> _Records supplied_:
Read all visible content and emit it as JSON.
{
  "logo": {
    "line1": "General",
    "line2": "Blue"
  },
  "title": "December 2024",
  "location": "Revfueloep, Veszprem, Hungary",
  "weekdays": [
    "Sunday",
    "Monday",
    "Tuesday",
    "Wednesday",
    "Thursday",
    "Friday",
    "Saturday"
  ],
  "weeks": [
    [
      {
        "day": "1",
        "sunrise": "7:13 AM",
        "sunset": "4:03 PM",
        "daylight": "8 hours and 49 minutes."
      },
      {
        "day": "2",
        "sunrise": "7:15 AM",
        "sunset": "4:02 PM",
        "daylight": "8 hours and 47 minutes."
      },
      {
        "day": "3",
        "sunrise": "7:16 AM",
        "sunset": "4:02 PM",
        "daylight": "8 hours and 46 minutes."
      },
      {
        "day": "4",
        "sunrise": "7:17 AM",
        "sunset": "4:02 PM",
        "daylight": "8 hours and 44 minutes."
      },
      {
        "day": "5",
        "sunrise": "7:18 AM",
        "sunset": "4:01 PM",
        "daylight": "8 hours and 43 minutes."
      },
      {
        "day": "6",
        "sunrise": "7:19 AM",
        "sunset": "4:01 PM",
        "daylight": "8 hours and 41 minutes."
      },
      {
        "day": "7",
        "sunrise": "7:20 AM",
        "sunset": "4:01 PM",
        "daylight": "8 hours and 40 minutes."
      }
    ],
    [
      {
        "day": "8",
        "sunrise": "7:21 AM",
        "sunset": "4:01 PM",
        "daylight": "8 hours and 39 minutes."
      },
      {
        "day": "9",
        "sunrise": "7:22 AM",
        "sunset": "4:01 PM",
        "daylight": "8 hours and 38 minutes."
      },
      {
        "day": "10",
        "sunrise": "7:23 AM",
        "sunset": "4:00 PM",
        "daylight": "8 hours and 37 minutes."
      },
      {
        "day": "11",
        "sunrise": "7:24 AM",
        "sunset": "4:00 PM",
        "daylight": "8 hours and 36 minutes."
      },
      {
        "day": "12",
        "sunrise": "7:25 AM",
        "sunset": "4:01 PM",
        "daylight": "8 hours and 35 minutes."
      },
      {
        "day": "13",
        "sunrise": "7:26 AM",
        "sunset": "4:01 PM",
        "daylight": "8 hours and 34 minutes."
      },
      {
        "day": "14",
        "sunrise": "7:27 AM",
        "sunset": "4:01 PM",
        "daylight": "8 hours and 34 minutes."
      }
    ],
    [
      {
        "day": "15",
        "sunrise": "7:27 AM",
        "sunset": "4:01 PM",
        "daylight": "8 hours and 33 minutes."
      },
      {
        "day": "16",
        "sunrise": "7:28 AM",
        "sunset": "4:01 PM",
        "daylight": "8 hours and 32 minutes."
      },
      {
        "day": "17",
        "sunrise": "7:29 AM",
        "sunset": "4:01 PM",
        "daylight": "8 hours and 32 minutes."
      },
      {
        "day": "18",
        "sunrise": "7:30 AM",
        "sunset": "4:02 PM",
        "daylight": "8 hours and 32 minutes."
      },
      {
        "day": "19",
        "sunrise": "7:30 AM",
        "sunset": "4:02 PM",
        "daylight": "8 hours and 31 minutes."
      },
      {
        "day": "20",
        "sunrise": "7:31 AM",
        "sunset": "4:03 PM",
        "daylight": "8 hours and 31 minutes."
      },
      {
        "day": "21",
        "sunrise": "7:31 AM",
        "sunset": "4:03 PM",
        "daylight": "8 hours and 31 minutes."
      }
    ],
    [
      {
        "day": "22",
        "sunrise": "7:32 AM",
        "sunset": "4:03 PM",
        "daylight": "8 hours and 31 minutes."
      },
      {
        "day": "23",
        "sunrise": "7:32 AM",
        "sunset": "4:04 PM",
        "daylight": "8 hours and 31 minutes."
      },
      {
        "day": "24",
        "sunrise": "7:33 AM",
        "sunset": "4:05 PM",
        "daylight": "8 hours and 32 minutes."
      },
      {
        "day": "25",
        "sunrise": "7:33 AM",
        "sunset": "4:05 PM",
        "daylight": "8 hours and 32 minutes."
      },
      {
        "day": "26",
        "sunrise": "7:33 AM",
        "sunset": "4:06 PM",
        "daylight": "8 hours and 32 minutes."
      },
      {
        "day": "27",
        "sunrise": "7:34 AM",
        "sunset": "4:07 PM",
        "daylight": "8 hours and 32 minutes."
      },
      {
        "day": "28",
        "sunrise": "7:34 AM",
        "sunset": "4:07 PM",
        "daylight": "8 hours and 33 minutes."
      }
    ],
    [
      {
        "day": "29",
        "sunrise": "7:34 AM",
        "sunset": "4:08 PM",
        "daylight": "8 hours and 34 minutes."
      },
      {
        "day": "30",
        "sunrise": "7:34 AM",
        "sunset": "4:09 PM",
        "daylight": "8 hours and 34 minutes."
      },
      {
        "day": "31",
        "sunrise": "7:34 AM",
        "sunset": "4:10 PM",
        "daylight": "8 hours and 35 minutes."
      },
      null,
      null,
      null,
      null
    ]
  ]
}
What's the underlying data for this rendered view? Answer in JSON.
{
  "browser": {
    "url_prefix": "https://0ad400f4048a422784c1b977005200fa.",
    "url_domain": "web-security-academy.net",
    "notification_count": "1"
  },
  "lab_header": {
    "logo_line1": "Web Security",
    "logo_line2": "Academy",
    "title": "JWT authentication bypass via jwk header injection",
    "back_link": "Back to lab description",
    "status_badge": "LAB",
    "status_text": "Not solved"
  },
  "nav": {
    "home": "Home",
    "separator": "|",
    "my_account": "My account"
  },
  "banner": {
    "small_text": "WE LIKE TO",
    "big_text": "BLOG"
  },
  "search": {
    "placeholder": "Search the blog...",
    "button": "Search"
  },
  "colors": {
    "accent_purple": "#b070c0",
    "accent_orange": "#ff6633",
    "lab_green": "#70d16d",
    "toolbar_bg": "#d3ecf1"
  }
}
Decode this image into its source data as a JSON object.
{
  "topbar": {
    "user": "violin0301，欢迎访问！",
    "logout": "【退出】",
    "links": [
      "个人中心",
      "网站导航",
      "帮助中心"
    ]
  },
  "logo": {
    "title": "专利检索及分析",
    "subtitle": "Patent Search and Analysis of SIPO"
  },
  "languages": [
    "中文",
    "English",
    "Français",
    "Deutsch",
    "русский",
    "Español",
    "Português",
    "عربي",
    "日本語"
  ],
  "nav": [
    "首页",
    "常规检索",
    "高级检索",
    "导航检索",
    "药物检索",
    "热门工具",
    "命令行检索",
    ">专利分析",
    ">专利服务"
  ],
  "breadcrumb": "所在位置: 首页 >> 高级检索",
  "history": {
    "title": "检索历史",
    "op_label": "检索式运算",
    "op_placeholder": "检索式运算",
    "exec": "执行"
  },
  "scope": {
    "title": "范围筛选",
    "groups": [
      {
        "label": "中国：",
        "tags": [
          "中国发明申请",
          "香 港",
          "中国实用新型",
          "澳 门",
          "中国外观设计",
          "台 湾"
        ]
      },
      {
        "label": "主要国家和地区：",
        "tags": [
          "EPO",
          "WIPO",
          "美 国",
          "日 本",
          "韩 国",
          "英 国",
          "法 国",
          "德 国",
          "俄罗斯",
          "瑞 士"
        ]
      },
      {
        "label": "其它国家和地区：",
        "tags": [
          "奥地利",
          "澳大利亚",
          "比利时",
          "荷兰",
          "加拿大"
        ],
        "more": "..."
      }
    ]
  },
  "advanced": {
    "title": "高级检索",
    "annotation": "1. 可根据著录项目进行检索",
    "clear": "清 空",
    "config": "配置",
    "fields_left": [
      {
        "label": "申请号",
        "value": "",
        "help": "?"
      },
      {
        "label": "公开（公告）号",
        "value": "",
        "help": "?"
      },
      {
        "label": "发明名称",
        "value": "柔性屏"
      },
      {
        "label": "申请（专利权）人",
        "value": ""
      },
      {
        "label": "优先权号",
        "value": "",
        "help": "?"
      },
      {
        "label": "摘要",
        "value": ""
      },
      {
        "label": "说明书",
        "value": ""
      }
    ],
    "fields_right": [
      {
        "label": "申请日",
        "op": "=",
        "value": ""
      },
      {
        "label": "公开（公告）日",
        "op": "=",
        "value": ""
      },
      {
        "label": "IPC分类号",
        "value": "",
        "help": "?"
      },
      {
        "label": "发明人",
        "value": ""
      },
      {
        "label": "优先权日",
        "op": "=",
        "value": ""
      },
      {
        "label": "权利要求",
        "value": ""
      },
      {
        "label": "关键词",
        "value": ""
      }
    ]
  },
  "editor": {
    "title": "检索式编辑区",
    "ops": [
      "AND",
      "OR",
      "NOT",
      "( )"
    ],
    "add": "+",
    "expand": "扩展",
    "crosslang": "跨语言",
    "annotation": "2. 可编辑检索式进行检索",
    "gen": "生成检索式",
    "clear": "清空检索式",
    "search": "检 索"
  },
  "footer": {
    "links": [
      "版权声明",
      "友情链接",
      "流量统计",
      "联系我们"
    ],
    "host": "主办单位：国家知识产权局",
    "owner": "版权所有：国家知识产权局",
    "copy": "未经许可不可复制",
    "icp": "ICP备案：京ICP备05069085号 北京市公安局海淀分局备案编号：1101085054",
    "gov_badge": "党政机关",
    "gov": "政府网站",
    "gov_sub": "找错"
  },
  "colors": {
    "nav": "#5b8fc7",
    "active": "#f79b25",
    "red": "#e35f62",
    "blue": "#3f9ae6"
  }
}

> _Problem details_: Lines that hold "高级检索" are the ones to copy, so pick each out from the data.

> _Answer to the problem_:
    "高级检索",
  "breadcrumb": "所在位置: 首页 >> 高级检索",
    "title": "高级检索",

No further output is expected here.